#### [Exercise]
Return, from the listing that follows, each line containing the word "thumb".

----

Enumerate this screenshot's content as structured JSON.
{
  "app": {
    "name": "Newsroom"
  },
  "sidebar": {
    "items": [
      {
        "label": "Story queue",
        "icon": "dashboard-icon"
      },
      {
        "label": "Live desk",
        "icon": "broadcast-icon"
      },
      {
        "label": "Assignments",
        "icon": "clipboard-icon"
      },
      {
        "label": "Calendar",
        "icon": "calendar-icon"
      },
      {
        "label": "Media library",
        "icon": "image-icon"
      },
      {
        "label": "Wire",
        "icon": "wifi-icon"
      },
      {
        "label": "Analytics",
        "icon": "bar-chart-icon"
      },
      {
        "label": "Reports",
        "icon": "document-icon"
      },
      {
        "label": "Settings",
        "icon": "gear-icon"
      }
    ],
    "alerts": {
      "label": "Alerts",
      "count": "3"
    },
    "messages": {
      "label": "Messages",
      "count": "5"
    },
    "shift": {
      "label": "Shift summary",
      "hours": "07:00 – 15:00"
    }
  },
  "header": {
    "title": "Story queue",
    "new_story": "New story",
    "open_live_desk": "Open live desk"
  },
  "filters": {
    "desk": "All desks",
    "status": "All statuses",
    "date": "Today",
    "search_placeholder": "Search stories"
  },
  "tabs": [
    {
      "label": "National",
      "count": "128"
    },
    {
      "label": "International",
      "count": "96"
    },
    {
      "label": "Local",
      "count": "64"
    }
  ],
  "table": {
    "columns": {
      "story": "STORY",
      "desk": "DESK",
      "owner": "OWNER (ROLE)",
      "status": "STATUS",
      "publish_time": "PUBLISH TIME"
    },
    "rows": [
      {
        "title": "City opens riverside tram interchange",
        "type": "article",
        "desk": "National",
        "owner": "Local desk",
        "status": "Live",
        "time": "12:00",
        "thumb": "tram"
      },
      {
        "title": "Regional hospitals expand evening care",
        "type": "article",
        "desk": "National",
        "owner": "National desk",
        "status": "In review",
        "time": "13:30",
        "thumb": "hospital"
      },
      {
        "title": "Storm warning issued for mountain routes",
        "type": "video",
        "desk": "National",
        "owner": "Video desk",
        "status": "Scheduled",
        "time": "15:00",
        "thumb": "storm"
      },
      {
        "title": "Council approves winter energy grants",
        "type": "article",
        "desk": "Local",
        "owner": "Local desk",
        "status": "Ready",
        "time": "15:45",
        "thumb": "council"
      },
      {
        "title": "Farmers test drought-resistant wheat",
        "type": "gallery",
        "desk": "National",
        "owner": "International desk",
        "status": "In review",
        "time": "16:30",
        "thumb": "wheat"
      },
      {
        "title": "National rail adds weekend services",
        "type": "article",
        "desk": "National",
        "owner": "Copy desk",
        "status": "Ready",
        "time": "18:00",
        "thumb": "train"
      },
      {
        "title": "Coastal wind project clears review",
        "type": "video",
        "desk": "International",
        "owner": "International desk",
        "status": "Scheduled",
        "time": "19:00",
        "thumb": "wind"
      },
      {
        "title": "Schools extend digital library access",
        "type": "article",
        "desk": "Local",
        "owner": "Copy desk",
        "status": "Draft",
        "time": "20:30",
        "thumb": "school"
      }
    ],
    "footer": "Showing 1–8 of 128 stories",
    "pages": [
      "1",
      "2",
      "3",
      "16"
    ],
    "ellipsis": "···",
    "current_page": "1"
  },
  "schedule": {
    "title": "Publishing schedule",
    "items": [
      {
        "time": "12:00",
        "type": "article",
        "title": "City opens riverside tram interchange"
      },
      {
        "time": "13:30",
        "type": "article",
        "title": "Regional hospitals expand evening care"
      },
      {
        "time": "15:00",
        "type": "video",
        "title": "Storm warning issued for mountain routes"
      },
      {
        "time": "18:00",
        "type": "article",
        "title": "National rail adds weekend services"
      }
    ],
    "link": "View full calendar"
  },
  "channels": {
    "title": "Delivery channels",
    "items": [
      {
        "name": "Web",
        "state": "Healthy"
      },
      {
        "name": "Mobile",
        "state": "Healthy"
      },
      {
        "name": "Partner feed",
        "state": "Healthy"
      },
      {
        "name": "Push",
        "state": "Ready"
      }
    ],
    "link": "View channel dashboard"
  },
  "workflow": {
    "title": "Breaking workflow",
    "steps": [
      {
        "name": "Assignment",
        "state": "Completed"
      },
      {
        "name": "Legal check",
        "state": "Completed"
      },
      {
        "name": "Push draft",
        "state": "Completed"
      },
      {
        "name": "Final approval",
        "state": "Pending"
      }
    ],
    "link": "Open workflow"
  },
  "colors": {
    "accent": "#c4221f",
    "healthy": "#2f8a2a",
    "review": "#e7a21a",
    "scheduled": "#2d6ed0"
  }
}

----

#### [Solution to the problem]
        "thumb": "tram"
        "thumb": "hospital"
        "thumb": "storm"
        "thumb": "council"
        "thumb": "wheat"
        "thumb": "train"
        "thumb": "wind"
        "thumb": "school"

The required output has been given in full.